Data records —
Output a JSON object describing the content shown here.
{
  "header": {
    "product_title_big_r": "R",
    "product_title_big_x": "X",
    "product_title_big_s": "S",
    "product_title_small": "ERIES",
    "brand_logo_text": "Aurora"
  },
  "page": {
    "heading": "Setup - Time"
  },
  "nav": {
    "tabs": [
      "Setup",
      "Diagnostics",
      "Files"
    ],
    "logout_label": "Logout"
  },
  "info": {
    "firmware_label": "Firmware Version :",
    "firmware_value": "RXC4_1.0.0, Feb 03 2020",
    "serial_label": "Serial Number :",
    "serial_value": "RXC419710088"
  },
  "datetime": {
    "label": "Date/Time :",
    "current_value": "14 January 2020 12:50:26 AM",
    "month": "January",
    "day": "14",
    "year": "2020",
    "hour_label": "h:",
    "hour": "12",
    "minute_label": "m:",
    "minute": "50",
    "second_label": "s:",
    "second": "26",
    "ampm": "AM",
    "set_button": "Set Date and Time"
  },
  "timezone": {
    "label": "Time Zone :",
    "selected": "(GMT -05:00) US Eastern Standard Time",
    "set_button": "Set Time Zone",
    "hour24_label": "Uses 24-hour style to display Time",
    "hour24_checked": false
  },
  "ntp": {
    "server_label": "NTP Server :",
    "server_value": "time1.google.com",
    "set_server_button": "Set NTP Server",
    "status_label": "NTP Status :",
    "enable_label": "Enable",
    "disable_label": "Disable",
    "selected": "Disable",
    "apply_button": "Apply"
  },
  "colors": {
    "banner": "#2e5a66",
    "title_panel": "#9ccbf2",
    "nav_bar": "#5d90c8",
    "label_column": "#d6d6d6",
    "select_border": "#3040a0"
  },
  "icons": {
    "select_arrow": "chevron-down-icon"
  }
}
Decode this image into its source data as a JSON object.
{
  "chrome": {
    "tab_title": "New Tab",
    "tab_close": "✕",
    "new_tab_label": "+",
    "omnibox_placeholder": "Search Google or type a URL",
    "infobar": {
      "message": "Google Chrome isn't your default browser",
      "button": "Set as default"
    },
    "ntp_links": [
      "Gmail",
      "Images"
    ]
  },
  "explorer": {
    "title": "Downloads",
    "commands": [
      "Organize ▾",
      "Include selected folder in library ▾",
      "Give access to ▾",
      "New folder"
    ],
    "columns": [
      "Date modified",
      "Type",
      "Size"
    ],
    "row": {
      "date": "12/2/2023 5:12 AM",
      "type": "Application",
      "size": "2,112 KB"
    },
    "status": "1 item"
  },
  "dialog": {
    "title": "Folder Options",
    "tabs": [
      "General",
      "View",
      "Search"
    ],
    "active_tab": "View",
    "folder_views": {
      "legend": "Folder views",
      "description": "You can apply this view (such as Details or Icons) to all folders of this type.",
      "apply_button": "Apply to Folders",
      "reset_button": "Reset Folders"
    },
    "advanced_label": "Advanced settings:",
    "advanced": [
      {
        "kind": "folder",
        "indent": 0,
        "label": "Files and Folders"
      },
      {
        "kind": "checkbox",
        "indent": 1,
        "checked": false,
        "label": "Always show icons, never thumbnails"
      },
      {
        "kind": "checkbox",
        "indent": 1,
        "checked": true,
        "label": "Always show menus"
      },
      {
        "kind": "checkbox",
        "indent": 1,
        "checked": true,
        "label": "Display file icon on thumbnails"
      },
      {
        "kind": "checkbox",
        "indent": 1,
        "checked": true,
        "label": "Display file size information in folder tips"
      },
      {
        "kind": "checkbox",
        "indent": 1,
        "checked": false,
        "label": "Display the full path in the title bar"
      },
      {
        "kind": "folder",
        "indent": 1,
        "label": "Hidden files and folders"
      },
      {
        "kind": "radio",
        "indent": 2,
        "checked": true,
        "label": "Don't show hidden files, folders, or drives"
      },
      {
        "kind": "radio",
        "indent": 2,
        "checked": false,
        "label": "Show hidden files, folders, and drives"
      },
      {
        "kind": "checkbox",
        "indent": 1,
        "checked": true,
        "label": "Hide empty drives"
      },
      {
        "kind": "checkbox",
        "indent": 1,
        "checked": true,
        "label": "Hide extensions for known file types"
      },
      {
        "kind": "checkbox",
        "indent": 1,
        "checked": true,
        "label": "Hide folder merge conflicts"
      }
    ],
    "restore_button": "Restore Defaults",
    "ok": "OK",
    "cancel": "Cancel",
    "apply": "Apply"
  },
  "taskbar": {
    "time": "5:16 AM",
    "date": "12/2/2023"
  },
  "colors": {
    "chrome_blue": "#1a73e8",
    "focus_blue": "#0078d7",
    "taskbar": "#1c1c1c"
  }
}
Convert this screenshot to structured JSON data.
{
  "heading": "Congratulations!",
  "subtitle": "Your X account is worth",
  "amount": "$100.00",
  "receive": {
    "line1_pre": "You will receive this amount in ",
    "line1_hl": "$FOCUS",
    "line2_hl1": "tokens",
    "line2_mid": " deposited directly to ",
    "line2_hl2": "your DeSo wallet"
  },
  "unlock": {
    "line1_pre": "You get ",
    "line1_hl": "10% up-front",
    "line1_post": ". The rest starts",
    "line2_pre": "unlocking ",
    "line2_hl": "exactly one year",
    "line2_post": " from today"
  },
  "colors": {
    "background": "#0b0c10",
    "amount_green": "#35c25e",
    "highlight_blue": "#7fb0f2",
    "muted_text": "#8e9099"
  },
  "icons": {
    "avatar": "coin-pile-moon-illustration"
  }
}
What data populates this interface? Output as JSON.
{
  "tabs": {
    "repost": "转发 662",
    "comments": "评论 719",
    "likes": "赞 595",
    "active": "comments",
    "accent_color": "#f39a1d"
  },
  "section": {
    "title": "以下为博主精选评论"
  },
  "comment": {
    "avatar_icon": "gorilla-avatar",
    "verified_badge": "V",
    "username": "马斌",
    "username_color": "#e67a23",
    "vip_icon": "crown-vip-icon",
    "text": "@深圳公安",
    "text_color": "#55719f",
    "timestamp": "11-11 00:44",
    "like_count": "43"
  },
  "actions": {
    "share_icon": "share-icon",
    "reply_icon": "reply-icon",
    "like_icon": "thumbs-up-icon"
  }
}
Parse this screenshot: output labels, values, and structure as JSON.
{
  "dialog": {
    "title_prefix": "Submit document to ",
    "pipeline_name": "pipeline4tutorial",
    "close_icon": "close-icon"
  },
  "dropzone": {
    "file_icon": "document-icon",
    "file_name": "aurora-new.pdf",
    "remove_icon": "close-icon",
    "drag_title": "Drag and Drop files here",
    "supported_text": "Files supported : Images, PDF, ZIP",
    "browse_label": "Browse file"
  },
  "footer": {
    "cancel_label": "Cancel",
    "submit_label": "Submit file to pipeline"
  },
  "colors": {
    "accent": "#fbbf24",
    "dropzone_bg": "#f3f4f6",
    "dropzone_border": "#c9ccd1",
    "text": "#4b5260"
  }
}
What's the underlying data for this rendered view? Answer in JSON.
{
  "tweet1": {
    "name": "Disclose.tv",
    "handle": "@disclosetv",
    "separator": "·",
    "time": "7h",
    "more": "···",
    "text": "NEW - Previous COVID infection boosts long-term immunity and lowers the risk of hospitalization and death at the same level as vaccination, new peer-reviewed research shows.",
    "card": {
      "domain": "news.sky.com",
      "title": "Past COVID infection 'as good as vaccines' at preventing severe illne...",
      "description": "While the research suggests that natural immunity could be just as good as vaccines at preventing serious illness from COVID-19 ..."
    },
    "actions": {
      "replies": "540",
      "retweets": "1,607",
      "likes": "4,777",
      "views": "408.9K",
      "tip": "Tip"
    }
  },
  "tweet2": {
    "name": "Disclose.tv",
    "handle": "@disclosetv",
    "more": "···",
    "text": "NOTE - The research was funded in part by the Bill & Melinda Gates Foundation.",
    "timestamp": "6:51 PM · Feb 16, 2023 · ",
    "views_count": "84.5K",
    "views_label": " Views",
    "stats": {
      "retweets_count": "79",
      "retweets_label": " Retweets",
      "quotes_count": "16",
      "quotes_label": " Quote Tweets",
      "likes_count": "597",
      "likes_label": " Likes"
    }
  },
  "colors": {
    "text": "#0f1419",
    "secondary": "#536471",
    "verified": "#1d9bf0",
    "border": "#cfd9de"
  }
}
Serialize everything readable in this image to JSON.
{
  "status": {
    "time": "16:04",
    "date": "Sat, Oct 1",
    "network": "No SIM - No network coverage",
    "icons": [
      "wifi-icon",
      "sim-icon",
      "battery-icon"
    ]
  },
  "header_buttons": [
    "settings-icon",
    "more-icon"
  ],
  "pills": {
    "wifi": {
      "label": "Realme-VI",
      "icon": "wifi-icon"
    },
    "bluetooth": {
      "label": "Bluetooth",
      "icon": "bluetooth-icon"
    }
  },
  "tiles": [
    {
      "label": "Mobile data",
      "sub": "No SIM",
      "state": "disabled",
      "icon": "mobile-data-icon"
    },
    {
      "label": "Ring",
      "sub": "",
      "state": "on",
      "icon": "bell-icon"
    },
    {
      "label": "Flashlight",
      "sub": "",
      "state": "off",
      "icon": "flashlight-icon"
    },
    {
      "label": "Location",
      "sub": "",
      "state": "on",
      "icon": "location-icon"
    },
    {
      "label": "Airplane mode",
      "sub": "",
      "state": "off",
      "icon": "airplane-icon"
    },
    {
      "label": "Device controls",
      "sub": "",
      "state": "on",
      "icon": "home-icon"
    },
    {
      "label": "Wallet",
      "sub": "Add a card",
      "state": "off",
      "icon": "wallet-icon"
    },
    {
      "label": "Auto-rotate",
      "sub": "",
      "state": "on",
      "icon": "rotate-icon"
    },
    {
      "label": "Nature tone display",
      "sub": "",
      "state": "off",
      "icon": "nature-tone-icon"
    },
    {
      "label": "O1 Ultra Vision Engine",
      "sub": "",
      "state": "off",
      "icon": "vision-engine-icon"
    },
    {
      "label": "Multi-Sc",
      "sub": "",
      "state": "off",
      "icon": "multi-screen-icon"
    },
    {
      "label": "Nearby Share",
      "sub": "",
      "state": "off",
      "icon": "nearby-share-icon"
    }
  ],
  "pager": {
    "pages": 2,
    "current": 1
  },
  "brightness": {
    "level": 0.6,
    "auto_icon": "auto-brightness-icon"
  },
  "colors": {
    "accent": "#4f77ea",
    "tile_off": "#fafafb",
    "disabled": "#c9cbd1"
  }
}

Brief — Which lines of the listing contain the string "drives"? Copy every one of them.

Result of this task —
        "label": "Don't show hidden files, folders, or drives"
        "label": "Show hidden files, folders, and drives"
        "label": "Hide empty drives"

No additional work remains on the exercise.